Note: This review dates from September 2000 and this production's West End run at first the Comedy and then Albery Theatres.

In 1845, Charles Dickens embarked upon a grand European tour. Unable to resist a challenge, the great English novelist, journalist and social critic climbed up Mount Vesuvius in the midst of an eruption. On the precipice, looking down on the molten darkness underneath, Dickens may well have felt he was on top of the world, while fiery depths raged below.

Such a vantage point, it seems to me, symbolises this show's portrait of Dickens, a man whose gigantic personality provides rich meat and drink to a calibre actor such as Simon Callow. Alone on a proscenium stage outlined by a large picture frame, with another frame within and yet another at an angle from stage right (design by Christopher Woods), Callow's storytelling abilities mould the production's heart.

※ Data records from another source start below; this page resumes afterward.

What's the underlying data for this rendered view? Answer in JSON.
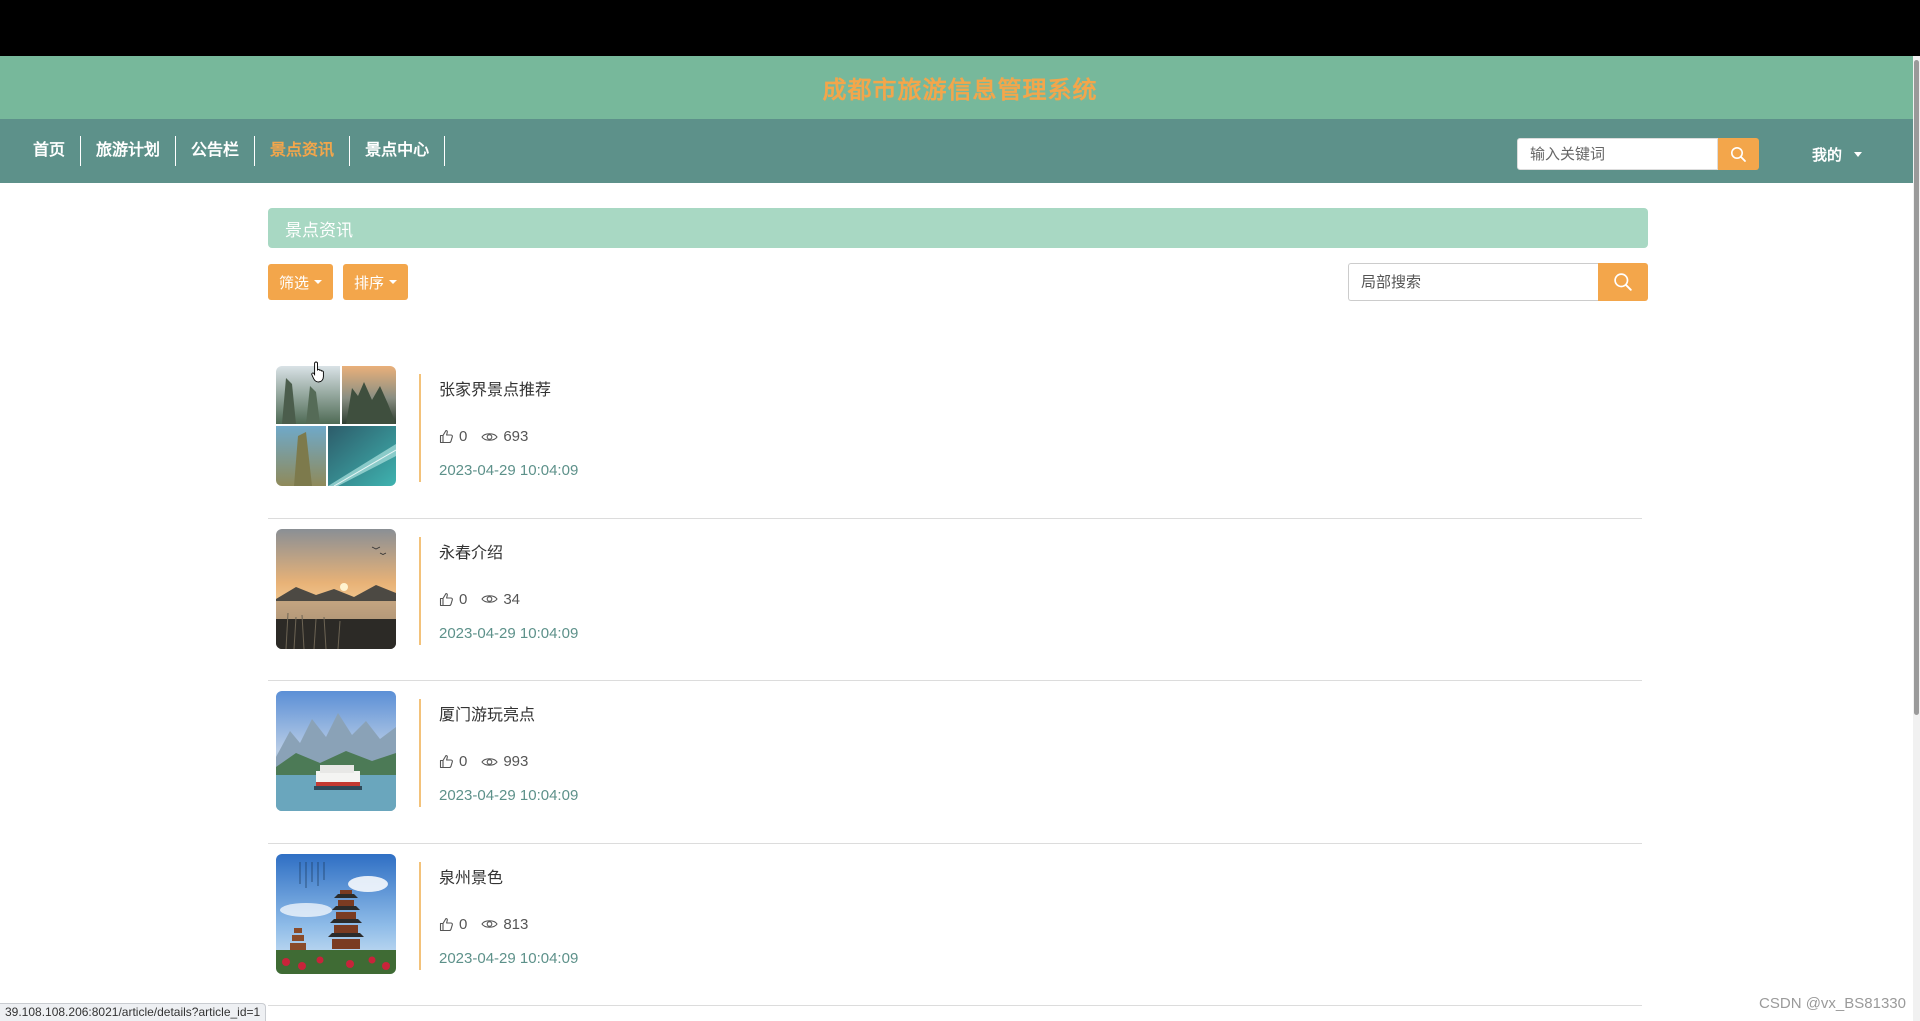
{
  "header": {
    "site_title": "成都市旅游信息管理系统"
  },
  "nav": {
    "items": [
      {
        "label": "首页",
        "active": false
      },
      {
        "label": "旅游计划",
        "active": false
      },
      {
        "label": "公告栏",
        "active": false
      },
      {
        "label": "景点资讯",
        "active": true
      },
      {
        "label": "景点中心",
        "active": false
      }
    ],
    "search_placeholder": "输入关键词",
    "search_icon": "search-icon",
    "user_menu_label": "我的",
    "active_color": "#f3a64b"
  },
  "section": {
    "title": "景点资讯",
    "filter_label": "筛选",
    "sort_label": "排序",
    "local_search_placeholder": "局部搜索"
  },
  "articles": [
    {
      "title": "张家界景点推荐",
      "likes": "0",
      "views": "693",
      "date": "2023-04-29 10:04:09",
      "thumb": "zhangjiajie-collage"
    },
    {
      "title": "永春介绍",
      "likes": "0",
      "views": "34",
      "date": "2023-04-29 10:04:09",
      "thumb": "sunset-lake"
    },
    {
      "title": "厦门游玩亮点",
      "likes": "0",
      "views": "993",
      "date": "2023-04-29 10:04:09",
      "thumb": "ferry-mountains"
    },
    {
      "title": "泉州景色",
      "likes": "0",
      "views": "813",
      "date": "2023-04-29 10:04:09",
      "thumb": "pagoda"
    }
  ],
  "status_bar": {
    "url": "39.108.108.206:8021/article/details?article_id=1"
  },
  "watermark": "CSDN @vx_BS81330",
  "colors": {
    "title_band": "#77b89b",
    "navbar": "#5d918a",
    "accent": "#f3a64b",
    "section_header": "#a8d8c3",
    "date": "#5d918a"
  }
}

Some elements in Dickens' life are familiar, such as his father's imprisonment in the Marshalsea gaol, the writer's pre-pubescent employment in a bottle-blacking factory, and the affair, or at least infatuation, with actress Ellen Ternan. More illuminating is the delineation of Dickens' work obsession, and his seemingly indefatigable compulsion to write about London – a metropolis possessing the extremes of its chief chronicler.

Written by Peter Ackroyd, and directed unobtrusively by Patrick Garland, The Mystery of Charles Dickens, despite its provocative title, does not fathom the essential enigma between this most public, and yet wilfully private, figure. What does becomes clear, however, is that many of Dickens' creations were forged out of the hot press of experience and observation. Skilfully interweaving scenes and characters throughout, Ackroyd elevates his chronological text with observations such as the description of the author's London as “the cold, stone-hearted stepmother of his suffering”.

Working from Ackroyd's judicious vignette selection, Callow's suppleness with accents, voices, and his disarming ease on stage, build an increasingly compelling evening. Most admirable is the instant intensity Callow projects, not least in a wonderful evocation of Pip's first encounter with Miss Haversham in Great Expectations. In these moments, great prose gives birth to powerful theatre. Ever the aspirant actor, one may surmise that this production, and Callow's performance, would have delighted Dickens.

Paul B Cohen